It can be read online here, and I'm not going to give the ending away.
http://gaslight.mtroyal.ab.ca/bottlimp.htm

Saturday, 26 July 2014

Last Battleground

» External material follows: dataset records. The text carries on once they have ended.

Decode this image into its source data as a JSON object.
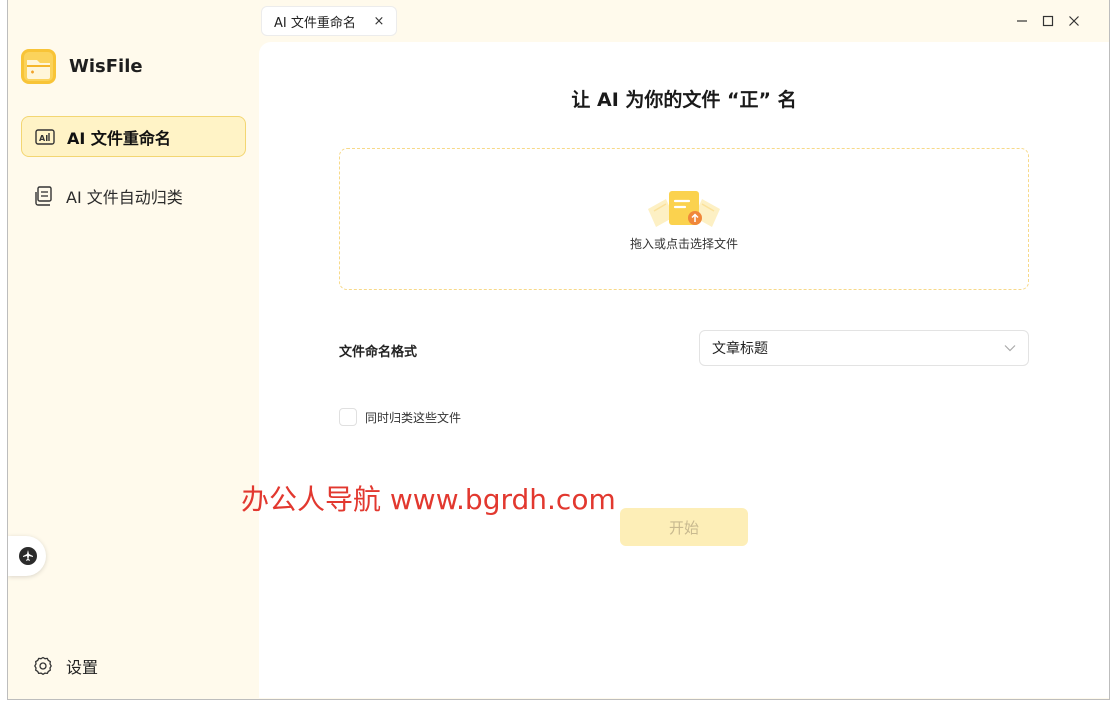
{
  "titlebar": {
    "tab_label": "AI 文件重命名",
    "tab_close": "×"
  },
  "sidebar": {
    "app_name": "WisFile",
    "items": [
      {
        "label": "AI 文件重命名",
        "icon": "ai-rename-icon",
        "active": true
      },
      {
        "label": "AI 文件自动归类",
        "icon": "ai-classify-icon",
        "active": false
      }
    ],
    "settings_label": "设置"
  },
  "main": {
    "heading": "让 AI 为你的文件 “正” 名",
    "dropzone_text": "拖入或点击选择文件",
    "format_label": "文件命名格式",
    "format_value": "文章标题",
    "checkbox_label": "同时归类这些文件",
    "checkbox_checked": false,
    "start_label": "开始"
  },
  "watermark": "办公人导航  www.bgrdh.com",
  "colors": {
    "sidebar_bg": "#fffaec",
    "active_item_bg": "#fff3c6",
    "active_item_border": "#f3d672",
    "dropzone_border": "#f7d98a",
    "start_button_bg": "#fdeeb7",
    "watermark": "#e2382f"
  }
}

The background for this is the conflict in Gaza and Israel. At the centre of the conflict is ideology and belief, yet at the periphery is the greater truth, that those involved in the conflict are genetically from the same stem, very close genetically. It would not be too far a metaphor to call them brothers, but brothers tied up in a conflict which no one seems able to resolve, each intent on the destruction of the other. Hence the reference in this poem to the ancient story of Cain and Abel.
 
Hamas has pledged the annihilation of Israel, and Israel will not meekly accept this, but it fights indiscriminately, and the children suffer, the massacre of the innocent, another story with resonance here. And killing the innocent never achieves your aim.
 
And lastly, the title of the poem, and its last lines bring to mind another conflict. There is an episode of Star Trek by the same name, about two races at war with each other because each sees the other as different, and as an enemy. Both these aliens are black and white.  Half of their body is black and half white. But one is black on the right side and one is black on the left. Spock suggests that they must have a common ancestor, but they cannot see that, and how close alike they actually are. They are too bound up in the conflict.
 
Last Battleground
 
You cannot see how alike you are
It is your near cousins that you slay
The genetic distance close, not far
Formed from earth, the same clay
 
Rockets fired, death alone has reign
It is once again like Herod's time
Massacre of children, mark of Cain
O why can't you see this is a crime?
 
Your cousins just wanting to destroy
Fire rockets against you, killing more
Never minding deaths of girl or boy
In the never ceasing, endless war
 
Let this be your last battleground, end all
Lest in pride and arrogance, you fall